Exercise objective =>
Examine each line of the data, and copy the ones containing "Преобразования".
··· Dataset extract
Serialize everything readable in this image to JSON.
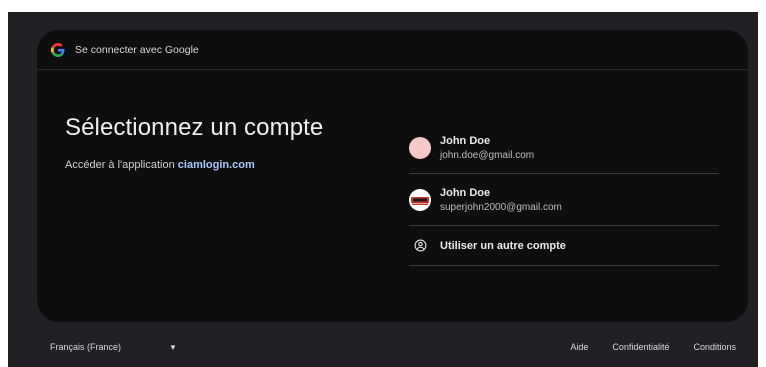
{
  "header": {
    "title": "Se connecter avec Google",
    "logo_icon": "google-g-icon"
  },
  "main": {
    "title": "Sélectionnez un compte",
    "subtitle_prefix": "Accéder à l'application ",
    "app_name": "ciamlogin.com"
  },
  "accounts": [
    {
      "name": "John Doe",
      "email": "john.doe@gmail.com",
      "avatar_color": "#f3c9c9"
    },
    {
      "name": "John Doe",
      "email": "superjohn2000@gmail.com",
      "avatar_icon": "logo-avatar"
    }
  ],
  "other_account": {
    "label": "Utiliser un autre compte",
    "icon": "account-circle-icon"
  },
  "footer": {
    "language": "Français (France)",
    "links": [
      "Aide",
      "Confidentialité",
      "Conditions"
    ]
  },
  "colors": {
    "card_bg": "#0e0e0e",
    "link": "#a8c7fa"
  }
}
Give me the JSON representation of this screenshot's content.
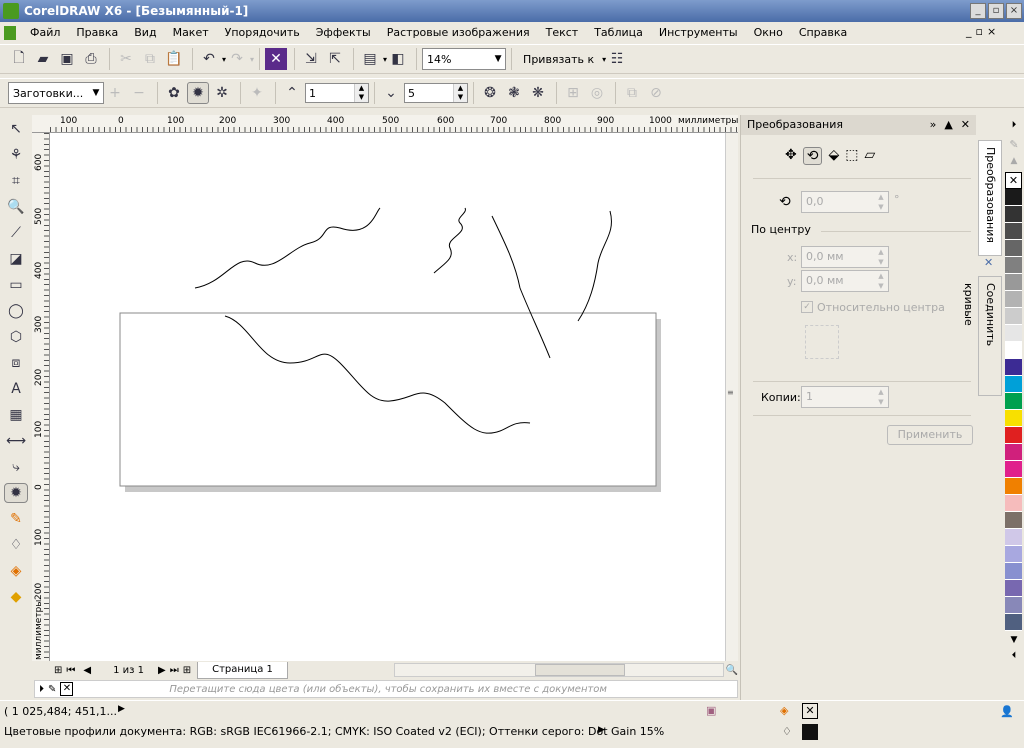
{
  "window": {
    "title": "CorelDRAW X6 - [Безымянный-1]",
    "controls": [
      "_",
      "▫",
      "×"
    ],
    "doc_controls": [
      "_",
      "▫",
      "×"
    ]
  },
  "menu": [
    "Файл",
    "Правка",
    "Вид",
    "Макет",
    "Упорядочить",
    "Эффекты",
    "Растровые изображения",
    "Текст",
    "Таблица",
    "Инструменты",
    "Окно",
    "Справка"
  ],
  "toolbar": {
    "zoom": "14%",
    "snap": "Привязать к"
  },
  "propbar": {
    "presets": "Заготовки...",
    "min_value": "1",
    "max_value": "5"
  },
  "rulers": {
    "unit": "миллиметры",
    "top_ticks": [
      "100",
      "0",
      "100",
      "200",
      "300",
      "400",
      "500",
      "600",
      "700",
      "800",
      "900",
      "1000"
    ],
    "left_ticks": [
      "600",
      "500",
      "400",
      "300",
      "200",
      "100",
      "0",
      "100",
      "200"
    ]
  },
  "pagenav": {
    "count": "1 из 1",
    "page_tab": "Страница 1"
  },
  "doc_palette": {
    "hint": "Перетащите сюда цвета (или объекты), чтобы сохранить их вместе с документом"
  },
  "docker": {
    "title": "Преобразования",
    "angle": "0,0",
    "angle_unit": "°",
    "center_label": "По центру",
    "x_label": "x:",
    "x": "0,0 мм",
    "y_label": "y:",
    "y": "0,0 мм",
    "relative": "Относительно центра",
    "relative_checked": true,
    "copies_label": "Копии:",
    "copies": "1",
    "apply": "Применить"
  },
  "side_tabs": [
    "Преобразования",
    "Соединить кривые"
  ],
  "palette": [
    "#ffffff",
    "#1a1a1a",
    "#333333",
    "#4d4d4d",
    "#666666",
    "#808080",
    "#999999",
    "#b3b3b3",
    "#cccccc",
    "#e6e6e6",
    "#ffffff",
    "#3c2b94",
    "#00a0d8",
    "#00a04e",
    "#f8e000",
    "#e02020",
    "#d0207c",
    "#e0208c",
    "#f08000",
    "#f6bcbc",
    "#7c7068",
    "#d0c8e8",
    "#a8a8e0",
    "#8890d0",
    "#7868b0",
    "#8888b8",
    "#506080"
  ],
  "status": {
    "coords": "( 1 025,484; 451,1...",
    "profiles": "Цветовые профили документа: RGB: sRGB IEC61966-2.1; CMYK: ISO Coated v2 (ECI); Оттенки серого: Dot Gain 15%"
  }
}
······
Response =>
    "title": "Преобразования",
    "Преобразования",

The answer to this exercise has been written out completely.